ABOUT THIS EXERCISE
Work through the records below and copy every line that includes "required".

DATASET ENTRIES
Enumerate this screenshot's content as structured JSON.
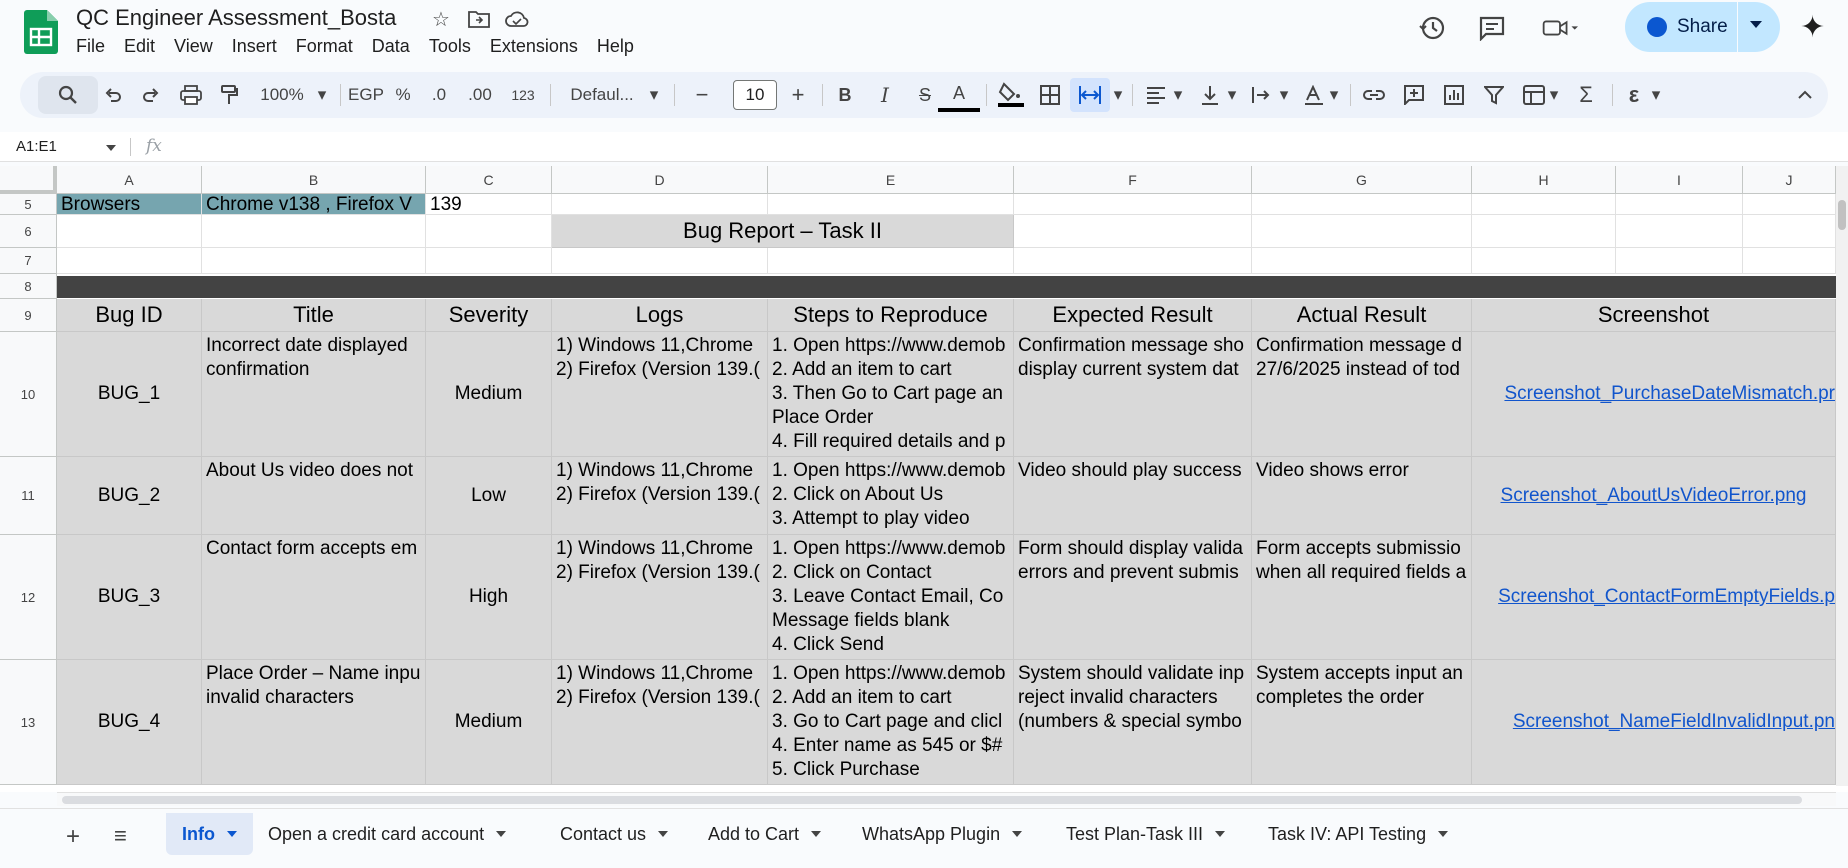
{
  "doc": {
    "title": "QC Engineer Assessment_Bosta",
    "menu": [
      "File",
      "Edit",
      "View",
      "Insert",
      "Format",
      "Data",
      "Tools",
      "Extensions",
      "Help"
    ],
    "share_label": "Share"
  },
  "toolbar": {
    "zoom": "100%",
    "currency": "EGP",
    "percent": "%",
    "dec_decrease": ".0",
    "dec_increase": ".00",
    "number_format": "123",
    "font": "Defaul...",
    "font_size": "10",
    "minus": "−",
    "plus": "+",
    "bold": "B",
    "italic": "I",
    "strike": "S",
    "text_color": "A",
    "sum": "Σ"
  },
  "formula_bar": {
    "name_box": "A1:E1",
    "fx": "fx"
  },
  "columns": [
    "A",
    "B",
    "C",
    "D",
    "E",
    "F",
    "G",
    "H",
    "I",
    "J"
  ],
  "rows": [
    "5",
    "6",
    "7",
    "8",
    "9",
    "10",
    "11",
    "12",
    "13"
  ],
  "sheet": {
    "row5": {
      "a": "Browsers",
      "b": "Chrome v138 , Firefox V",
      "c": "139"
    },
    "bug_report_title": "Bug Report – Task II",
    "headers": {
      "bug_id": "Bug ID",
      "title": "Title",
      "severity": "Severity",
      "logs": "Logs",
      "steps": "Steps to Reproduce",
      "expected": "Expected Result",
      "actual": "Actual Result",
      "screenshot": "Screenshot"
    },
    "bugs": [
      {
        "id": "BUG_1",
        "title_l1": "Incorrect date displayed",
        "title_l2": "confirmation",
        "severity": "Medium",
        "log1": "1) Windows 11,Chrome",
        "log2": "2) Firefox (Version 139.(",
        "step1": "1. Open https://www.demob",
        "step2": "2. Add an item to cart",
        "step3": "3. Then Go to Cart page an",
        "step4": "Place Order",
        "step5": "4. Fill required details and p",
        "exp1": "Confirmation message sho",
        "exp2": "display current system dat",
        "act1": "Confirmation message d",
        "act2": "27/6/2025 instead of tod",
        "screenshot": "Screenshot_PurchaseDateMismatch.pr"
      },
      {
        "id": "BUG_2",
        "title_l1": "About Us video does not",
        "severity": "Low",
        "log1": "1) Windows 11,Chrome",
        "log2": "2) Firefox (Version 139.(",
        "step1": "1. Open https://www.demob",
        "step2": "2. Click on About Us",
        "step3": "3. Attempt to play video",
        "exp1": "Video should play success",
        "act1": "Video shows error",
        "screenshot": "Screenshot_AboutUsVideoError.png"
      },
      {
        "id": "BUG_3",
        "title_l1": "Contact form accepts em",
        "severity": "High",
        "log1": "1) Windows 11,Chrome",
        "log2": "2) Firefox (Version 139.(",
        "step1": "1. Open https://www.demob",
        "step2": "2. Click on Contact",
        "step3": "3. Leave Contact Email, Co",
        "step4": "Message fields blank",
        "step5": "4. Click Send",
        "exp1": "Form should display valida",
        "exp2": "errors and prevent submis",
        "act1": "Form accepts submissio",
        "act2": "when all required fields a",
        "screenshot": "Screenshot_ContactFormEmptyFields.p"
      },
      {
        "id": "BUG_4",
        "title_l1": "Place Order – Name inpu",
        "title_l2": "invalid characters",
        "severity": "Medium",
        "log1": "1) Windows 11,Chrome",
        "log2": "2) Firefox (Version 139.(",
        "step1": "1. Open https://www.demob",
        "step2": "2. Add an item to cart",
        "step3": "3. Go to Cart page and clicl",
        "step4": "4. Enter name as 545 or $#",
        "step5": "5. Click Purchase",
        "exp1": "System should validate inp",
        "exp2": "reject invalid characters",
        "exp3": "(numbers & special symbo",
        "act1": "System accepts input an",
        "act2": "completes the order",
        "screenshot": "Screenshot_NameFieldInvalidInput.pn"
      }
    ]
  },
  "tabs": [
    "Info",
    "Open a credit card account",
    "Contact us",
    "Add to Cart",
    "WhatsApp Plugin",
    "Test Plan-Task III",
    "Task IV: API Testing"
  ],
  "colors": {
    "teal": "#76a5af",
    "header_gray": "#d9d9d9",
    "dark_band": "#434343",
    "link": "#1155cc",
    "share_bg": "#c2e7ff",
    "sheets_green": "#0f9d58"
  }
}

RESULT OF THE EXERCISE
        "step5": "4. Fill required details and p",
        "act2": "when all required fields a",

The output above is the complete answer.